Items from a data source
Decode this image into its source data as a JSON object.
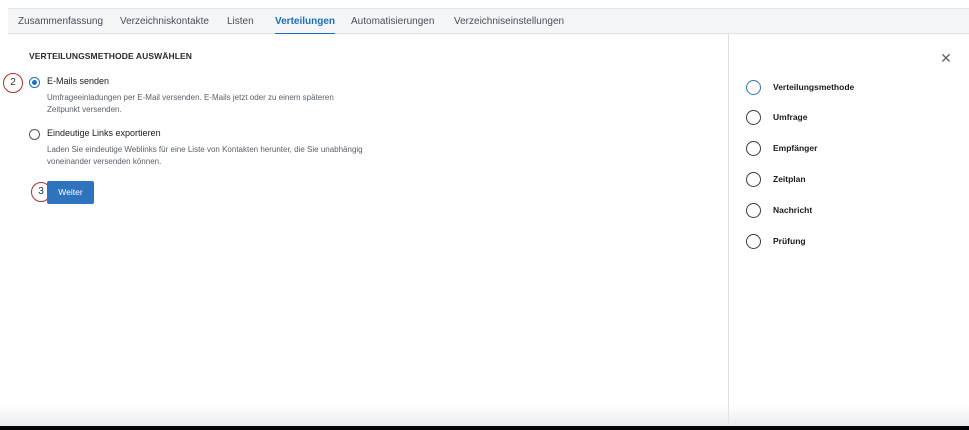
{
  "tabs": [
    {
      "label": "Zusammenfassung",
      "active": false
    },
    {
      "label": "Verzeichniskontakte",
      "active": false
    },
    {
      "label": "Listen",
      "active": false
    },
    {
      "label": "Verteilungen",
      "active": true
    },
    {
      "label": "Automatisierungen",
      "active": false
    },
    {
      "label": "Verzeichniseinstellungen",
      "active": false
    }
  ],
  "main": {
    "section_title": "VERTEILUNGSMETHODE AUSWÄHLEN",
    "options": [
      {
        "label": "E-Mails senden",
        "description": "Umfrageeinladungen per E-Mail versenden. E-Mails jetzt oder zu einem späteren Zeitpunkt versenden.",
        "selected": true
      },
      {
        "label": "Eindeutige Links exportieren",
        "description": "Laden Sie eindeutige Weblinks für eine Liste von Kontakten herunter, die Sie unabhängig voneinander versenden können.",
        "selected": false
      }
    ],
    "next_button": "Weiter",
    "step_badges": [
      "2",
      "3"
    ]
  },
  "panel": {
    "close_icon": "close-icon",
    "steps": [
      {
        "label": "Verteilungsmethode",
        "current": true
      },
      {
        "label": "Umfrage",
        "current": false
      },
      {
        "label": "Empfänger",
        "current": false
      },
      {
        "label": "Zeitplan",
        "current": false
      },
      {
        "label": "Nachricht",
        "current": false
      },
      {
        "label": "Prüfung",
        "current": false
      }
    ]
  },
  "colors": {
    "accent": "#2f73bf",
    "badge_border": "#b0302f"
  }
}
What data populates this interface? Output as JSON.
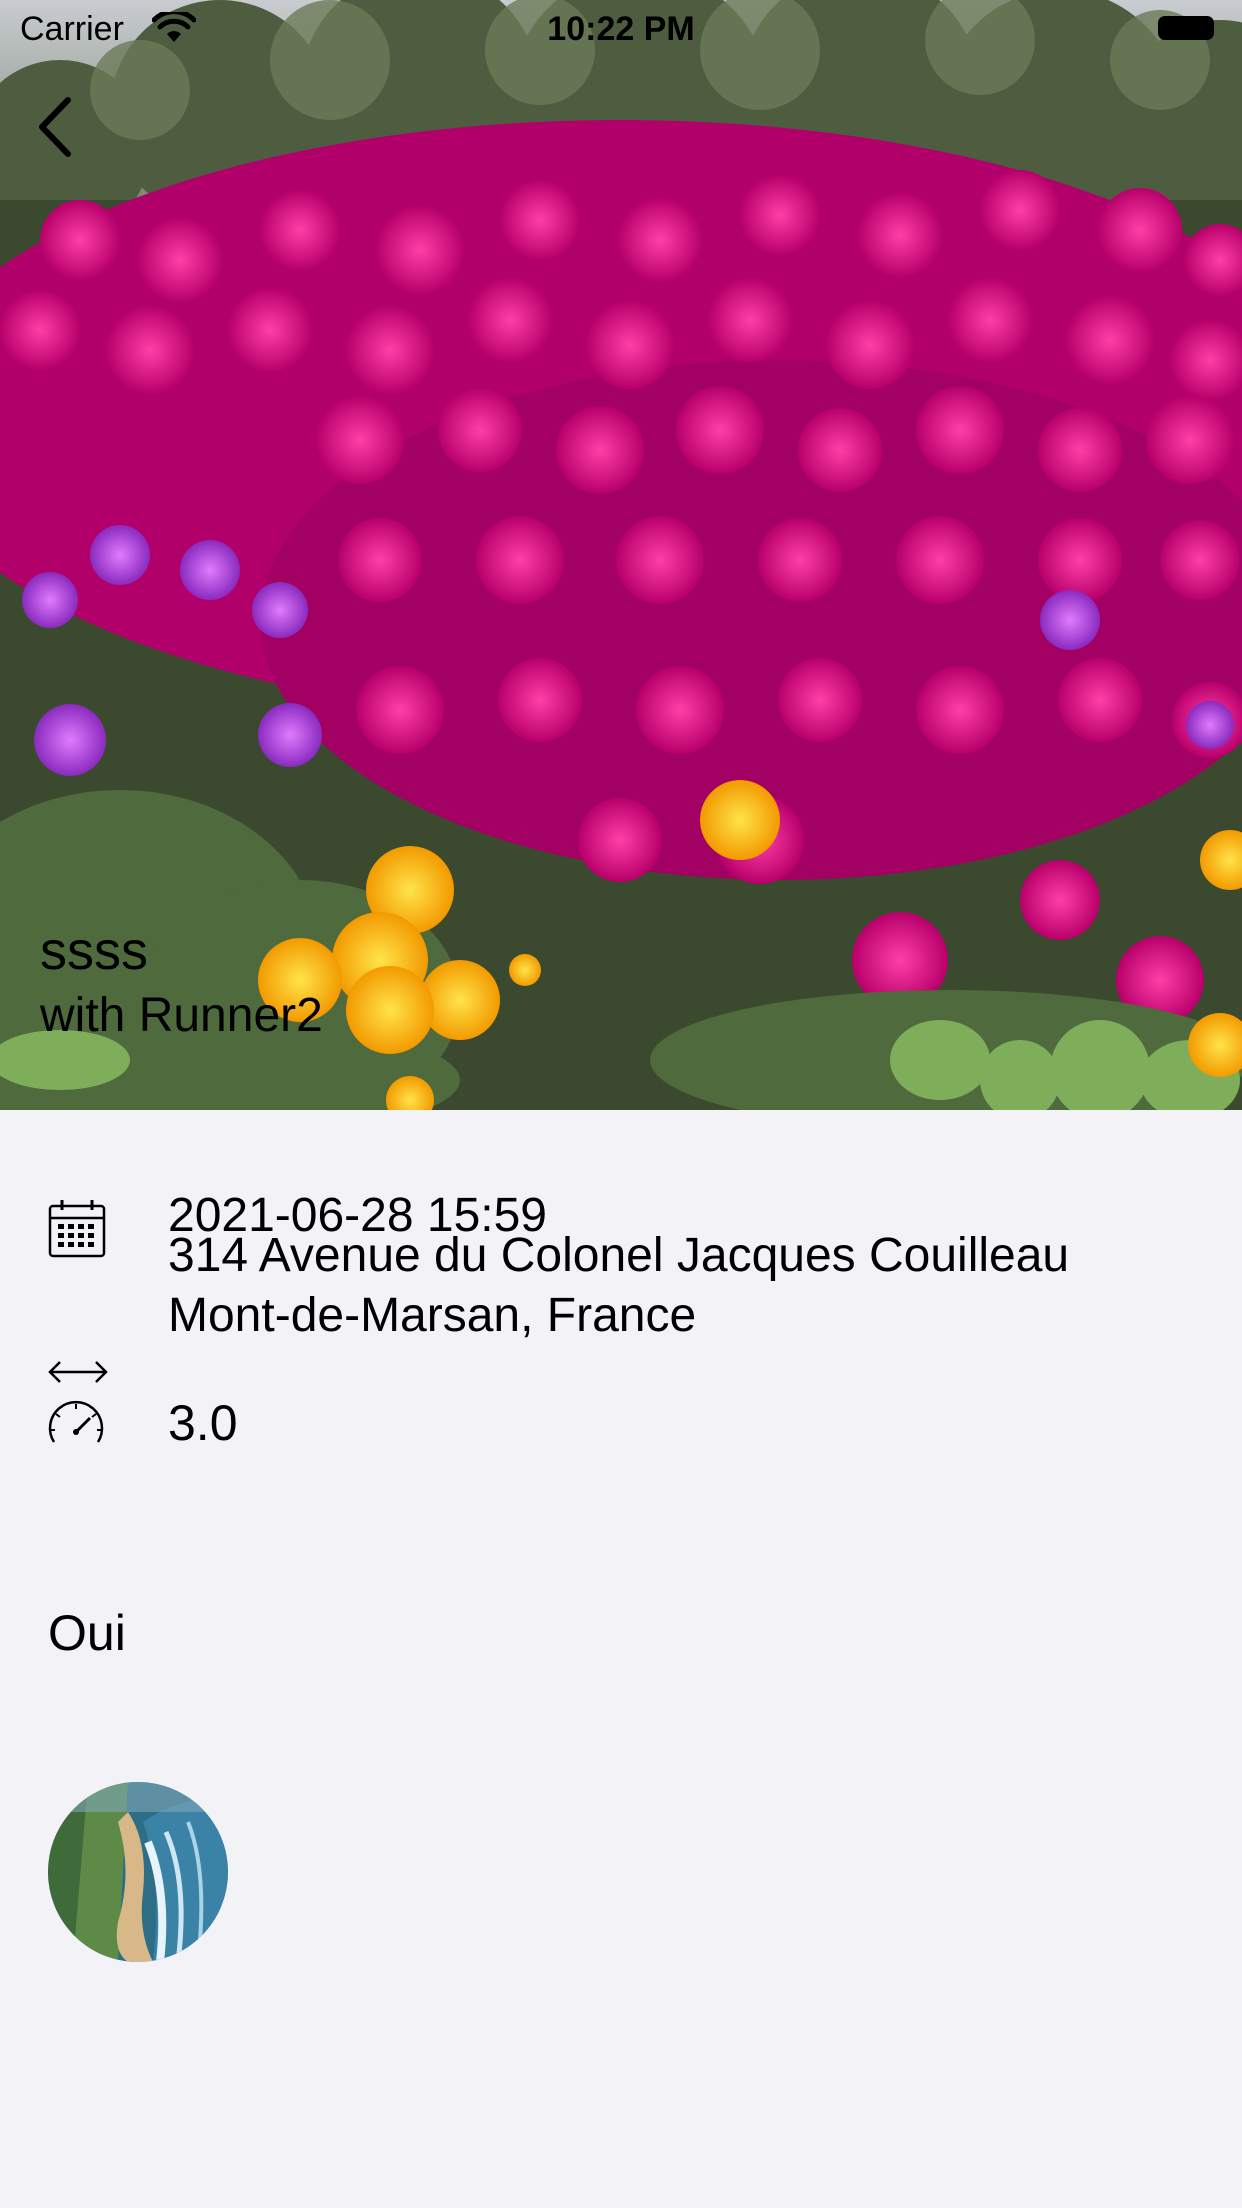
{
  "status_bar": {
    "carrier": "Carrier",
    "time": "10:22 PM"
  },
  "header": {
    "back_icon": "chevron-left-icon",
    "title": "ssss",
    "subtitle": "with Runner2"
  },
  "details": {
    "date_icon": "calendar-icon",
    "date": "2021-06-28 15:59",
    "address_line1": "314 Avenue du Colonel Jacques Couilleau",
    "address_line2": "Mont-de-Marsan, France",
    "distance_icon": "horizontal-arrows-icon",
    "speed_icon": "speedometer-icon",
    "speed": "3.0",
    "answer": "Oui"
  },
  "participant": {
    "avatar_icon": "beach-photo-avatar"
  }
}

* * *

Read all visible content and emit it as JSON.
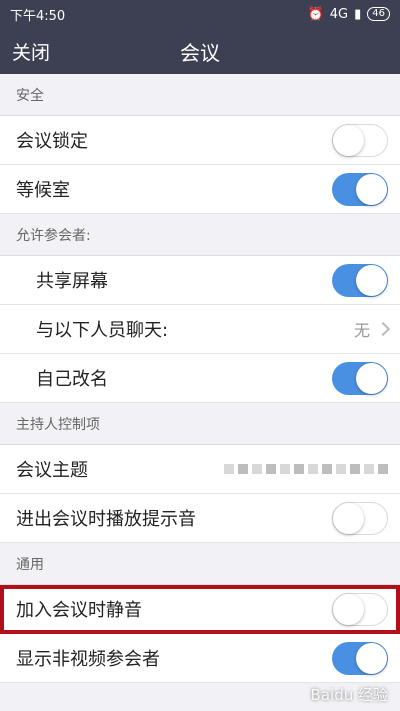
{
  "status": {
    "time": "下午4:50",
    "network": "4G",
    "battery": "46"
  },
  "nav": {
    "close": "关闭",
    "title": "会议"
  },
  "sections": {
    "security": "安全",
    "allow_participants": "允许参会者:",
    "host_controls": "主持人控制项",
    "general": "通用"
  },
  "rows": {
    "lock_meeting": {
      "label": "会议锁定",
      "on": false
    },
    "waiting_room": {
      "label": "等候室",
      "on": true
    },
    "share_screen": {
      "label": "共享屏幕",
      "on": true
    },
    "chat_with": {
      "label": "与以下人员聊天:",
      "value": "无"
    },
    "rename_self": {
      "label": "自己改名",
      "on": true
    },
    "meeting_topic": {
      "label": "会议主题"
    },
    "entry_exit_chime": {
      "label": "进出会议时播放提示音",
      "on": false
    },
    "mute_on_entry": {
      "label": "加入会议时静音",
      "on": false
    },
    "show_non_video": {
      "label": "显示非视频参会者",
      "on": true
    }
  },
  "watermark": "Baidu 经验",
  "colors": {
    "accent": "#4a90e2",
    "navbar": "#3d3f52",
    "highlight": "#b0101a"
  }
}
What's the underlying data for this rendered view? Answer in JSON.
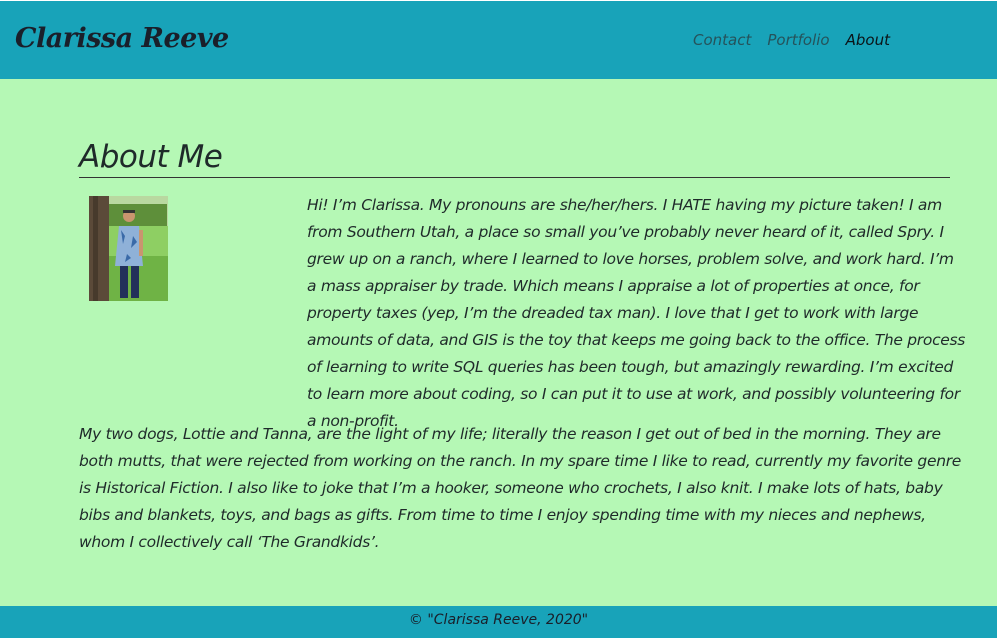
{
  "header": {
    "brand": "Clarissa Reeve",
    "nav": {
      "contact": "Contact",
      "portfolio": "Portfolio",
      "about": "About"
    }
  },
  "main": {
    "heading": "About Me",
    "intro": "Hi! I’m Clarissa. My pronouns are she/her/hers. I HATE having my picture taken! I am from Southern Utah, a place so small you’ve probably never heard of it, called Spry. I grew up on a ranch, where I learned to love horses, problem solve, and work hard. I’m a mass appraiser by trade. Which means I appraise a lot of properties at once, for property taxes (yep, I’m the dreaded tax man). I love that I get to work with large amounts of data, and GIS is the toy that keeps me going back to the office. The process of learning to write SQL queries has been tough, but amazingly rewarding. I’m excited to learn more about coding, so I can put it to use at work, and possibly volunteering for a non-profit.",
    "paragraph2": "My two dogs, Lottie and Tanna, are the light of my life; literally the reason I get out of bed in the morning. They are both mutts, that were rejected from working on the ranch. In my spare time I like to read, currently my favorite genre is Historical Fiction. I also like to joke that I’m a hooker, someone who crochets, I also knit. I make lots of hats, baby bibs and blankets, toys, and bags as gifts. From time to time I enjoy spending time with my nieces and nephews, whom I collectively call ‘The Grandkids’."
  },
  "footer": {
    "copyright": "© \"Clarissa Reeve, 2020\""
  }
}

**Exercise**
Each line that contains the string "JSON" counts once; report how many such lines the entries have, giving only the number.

**Result of the exercise**
4